Before discussing stuttering, it is important to understand the concepts of speech fluency and disfluency. Fluency is generally described as the forward flow of speech. For most speakers, fluent speech appears easy and effortless. Fluent speech is generally free of interruptions, blockages, and repetitions or fragmentation of words. Disfluency is a breakdown in the forward flow of speech. For all speakers, a limited amount of disfluency is normal. For example, people may insert short sounds or words, such as “um”, “like”, or “uh”, when speaking. Also, speakers might repeat whole words or phrases (e.g., for clarification), or revise words or phrases. For the most part, the disfluencies appear effortless, and the speaker may appear to be unaware of any difficulty. For young children, disfluency is a part of the normal development of speech and language, especially during the preschool years (between the ages of 2-5). Virtually all children will go through a period of producing speech disfluencies when learning to speak. The disfluencies often appear as the child is learning mastery of the language and is faced with decisions concerning putting thoughts into words, selecting correct grammatical structures, and producing the sounds and words correctly. Typically, a child will have fewer than 10 disfluencies per 100 words, i. e., less than 10% of words will be produced disfluently.
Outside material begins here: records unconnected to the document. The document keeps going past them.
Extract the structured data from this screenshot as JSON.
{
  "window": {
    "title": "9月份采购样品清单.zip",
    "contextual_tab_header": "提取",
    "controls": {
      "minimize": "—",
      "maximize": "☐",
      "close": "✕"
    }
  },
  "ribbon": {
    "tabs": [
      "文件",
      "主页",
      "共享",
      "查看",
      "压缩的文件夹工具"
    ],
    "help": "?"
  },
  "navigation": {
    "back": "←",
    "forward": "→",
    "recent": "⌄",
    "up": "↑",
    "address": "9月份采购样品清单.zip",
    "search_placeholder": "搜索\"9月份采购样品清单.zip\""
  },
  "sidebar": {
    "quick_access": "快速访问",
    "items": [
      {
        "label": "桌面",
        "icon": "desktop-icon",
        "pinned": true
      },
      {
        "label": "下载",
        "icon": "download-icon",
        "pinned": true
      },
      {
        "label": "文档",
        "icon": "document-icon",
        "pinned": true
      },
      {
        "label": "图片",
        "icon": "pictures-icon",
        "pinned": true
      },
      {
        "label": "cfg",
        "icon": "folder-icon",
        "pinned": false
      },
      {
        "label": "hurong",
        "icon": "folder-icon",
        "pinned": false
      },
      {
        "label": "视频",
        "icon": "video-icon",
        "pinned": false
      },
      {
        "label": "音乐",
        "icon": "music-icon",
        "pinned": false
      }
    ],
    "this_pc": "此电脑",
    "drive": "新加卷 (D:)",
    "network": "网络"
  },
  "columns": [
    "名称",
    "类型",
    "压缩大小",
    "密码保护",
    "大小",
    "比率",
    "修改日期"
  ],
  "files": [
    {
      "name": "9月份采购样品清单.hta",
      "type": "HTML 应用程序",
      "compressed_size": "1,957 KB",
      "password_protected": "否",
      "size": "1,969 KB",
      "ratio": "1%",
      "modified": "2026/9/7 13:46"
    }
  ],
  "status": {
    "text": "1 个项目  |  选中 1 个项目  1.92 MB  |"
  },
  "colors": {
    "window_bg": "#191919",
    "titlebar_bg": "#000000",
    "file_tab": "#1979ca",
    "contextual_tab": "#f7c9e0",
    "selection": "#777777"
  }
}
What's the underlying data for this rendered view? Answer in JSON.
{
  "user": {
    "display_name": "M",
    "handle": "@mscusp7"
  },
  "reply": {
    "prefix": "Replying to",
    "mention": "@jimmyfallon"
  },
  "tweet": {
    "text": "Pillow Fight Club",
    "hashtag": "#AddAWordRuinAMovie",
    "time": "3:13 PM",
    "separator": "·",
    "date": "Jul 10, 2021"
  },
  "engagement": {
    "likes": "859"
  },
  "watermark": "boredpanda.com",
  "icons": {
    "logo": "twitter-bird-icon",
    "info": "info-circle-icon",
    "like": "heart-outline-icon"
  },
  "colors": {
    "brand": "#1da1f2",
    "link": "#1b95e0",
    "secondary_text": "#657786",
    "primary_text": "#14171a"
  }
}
Still, these disfluencies are not the same as stuttering. Stuttered speech is typically characterized by an excessive amount of disfluency (more than 10% of words), or by the speaker’s attempts to avoid disfluencies. The disfluencies produced by people who stutter are often similar to those of individuals who do not stutter, but certain types of disfluent behavior are more likely to appear in the speech of people who stutter. These disfluencies include sound and syllable repetitions (ca-ca-ca-cat), sound prolongations (sssss-salad, ffffff-fish), and complete blockages of respiratory airflow or sound production. These behaviors are referred to as stuttering-type disfluencies. An additional difference that is seen between normal disfluencies and stuttering-type disfluencies – the latter often appear much more effortful, and the timing/rhythm of the repetitions or words may become jerky and irregular.
Most people who stutter react negatively to their disfluencies. A person may develop a number of physical reactions including tension of the muscles involved in speech (e.g. tongue, jaw, lips, or chest) and tension in muscles not related to speech (e.g. shoulders, limbs, and forehead). In addition, people who stutter often develop negative emotional reactions to their stuttering, such as embarrassment, guilt, and frustration. Finally, many develop negative attitudes and beliefs about themselves and their speaking ability. These physiological, emotional, and attitudinal (cognitive) reactions are often very disruptive to the communication process–and to the person’s life in general.